Album: Shake Shook Shaken
Artist: The Dø
Label: Cinq 7
Tested On: Grado Black – Realistic Lab 400 – Luxman R-1050 – Dynaco A-25
This album came out three years ago, and so I admit I’m a little behind the times. For all I know, you’re already aware of the monumental talent that is The Dø. What can I say; I’m living in the 60s. To be fair, Shake Shook Shaken is an album I’ve been meaning to get my hands on for some time now, and when a highly unlikely sequence of events brought it once again to my attention, I figured I would quit procrastinating. After all, I knew there was at least one song on the album worth recommending to you lovely people.
My first reaction when I played this record was that it sounded a bit more anaesthetised than I had remembered from radio play. The songs in question, however, I hadn’t yet heard. It wasn’t until “Lick my Wounds,” a song with which I was familiar, that I noticed the record was pressed at 45 rpm and that I had to up the speed of my record player in order to hear the music as recorded. No mention is made of this anywhere on the sleeve or on the record itself, and so I can only conclude that this is a cheeky little stunt on the part of the band—brilliant. As a matter of fact, the music actually sounds pretty good at the reduced speed; how generous of them to give me two versions of the same album!

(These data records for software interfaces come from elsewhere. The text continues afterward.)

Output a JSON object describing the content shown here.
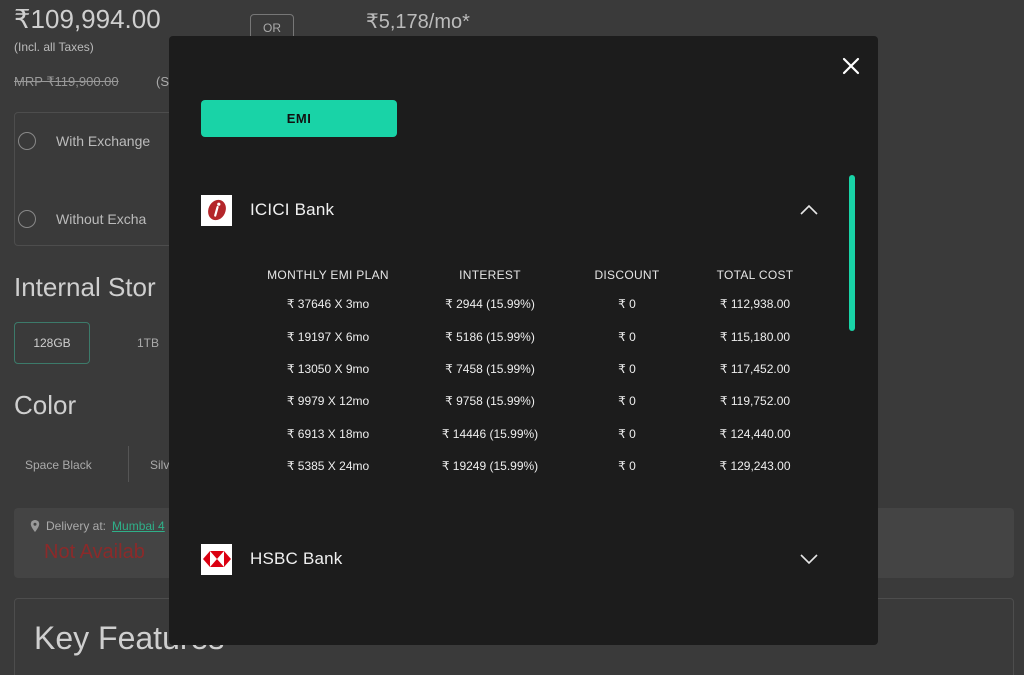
{
  "background": {
    "price": "₹109,994.00",
    "price_note": "(Incl. all Taxes)",
    "or_label": "OR",
    "emi_price": "₹5,178/mo*",
    "mrp": "MRP ₹119,900.00",
    "mrp_extra": "(S",
    "exchange_options": [
      "With Exchange",
      "Without Excha"
    ],
    "internal_storage_title": "Internal Stor",
    "storage_options": [
      "128GB",
      "1TB"
    ],
    "color_title": "Color",
    "color_options": [
      "Space Black",
      "Silv"
    ],
    "delivery_label": "Delivery at:",
    "delivery_city": "Mumbai 4",
    "not_available": "Not Availab",
    "key_features_title": "Key Features"
  },
  "modal": {
    "tab_label": "EMI",
    "banks": [
      {
        "name": "ICICI Bank",
        "expanded": true,
        "headers": [
          "MONTHLY EMI PLAN",
          "INTEREST",
          "DISCOUNT",
          "TOTAL COST"
        ],
        "plans": [
          {
            "plan": "₹ 37646  X 3mo",
            "interest": "₹ 2944 (15.99%)",
            "discount": "₹ 0",
            "total": "₹ 112,938.00"
          },
          {
            "plan": "₹ 19197  X 6mo",
            "interest": "₹ 5186 (15.99%)",
            "discount": "₹ 0",
            "total": "₹ 115,180.00"
          },
          {
            "plan": "₹ 13050  X 9mo",
            "interest": "₹ 7458 (15.99%)",
            "discount": "₹ 0",
            "total": "₹ 117,452.00"
          },
          {
            "plan": "₹ 9979  X 12mo",
            "interest": "₹ 9758 (15.99%)",
            "discount": "₹ 0",
            "total": "₹ 119,752.00"
          },
          {
            "plan": "₹ 6913  X 18mo",
            "interest": "₹ 14446 (15.99%)",
            "discount": "₹ 0",
            "total": "₹ 124,440.00"
          },
          {
            "plan": "₹ 5385  X 24mo",
            "interest": "₹ 19249 (15.99%)",
            "discount": "₹ 0",
            "total": "₹ 129,243.00"
          }
        ]
      },
      {
        "name": "HSBC Bank",
        "expanded": false
      }
    ]
  },
  "colors": {
    "accent": "#19d3a7",
    "modal_bg": "#1c1c1c",
    "icici_red": "#b4262a",
    "hsbc_red": "#db0011"
  },
  "icons": {
    "close": "close-icon",
    "collapse": "chevron-up-icon",
    "expand": "chevron-down-icon",
    "location": "location-pin-icon"
  }
}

Musically, this is just about the catchiest thing I’ve ever heard. Olivia Merilahti’s otherworldly and cascading vocal hook that is the chorus of “Anita No!” is nothing short of breathtaking, and “Despair, Hangover and Ecstasy” can at times be exquisitely intense. European indie pop has certainly earned a permanent place on my radar. This music hits you right where you love it, and has evoked a deep emotional response from me; the fact that I bought this record on the first day of spring is just the kind of beautiful coincidence I’ve been waiting for. Lamentably, though, the quality of the vinyl pressing really leaves something to be desired.
Where a well-made LP will outshine even high-res digital audio in terms of sophistication, colouration and warmth, these discs seem to somehow suck the life out of their own music, and this is a real shame. Whether some jaded employee sprinkled powdered sugar on the stamper, or whether the folks at Siamese Squid simply opted for the cheapest vinyl they could get their hands on, the result is pretty disappointing. All four sides are marred by eternal sibilance, and the imagery is tepid and static. Disc one came with a warped edge that, though not exactly catastrophic, might be difficult for the eccentric recluse to ignore. If it wasn’t for the tongue-in-cheek bonus album that results from the record’s unorthodox playback speed, I would have been just as happy with a CD, which, by the way, is included when you buy the vinyl.
Frankly, I would have been disappointed to have bought this record if its euphoric aesthetic and incendiary musicianship didn’t completely make up for the lax quality control that marks its pressing. Fortunately, they do. If the bonus of having a haunting and lethargic second version of the whole album is the kind of thing that turns you on, then buy the LP; if not, just go digital. Whatever you choose, do try and get your hands on Shake Shook Shaken. To ignore this album would be to do yourself a great disservice.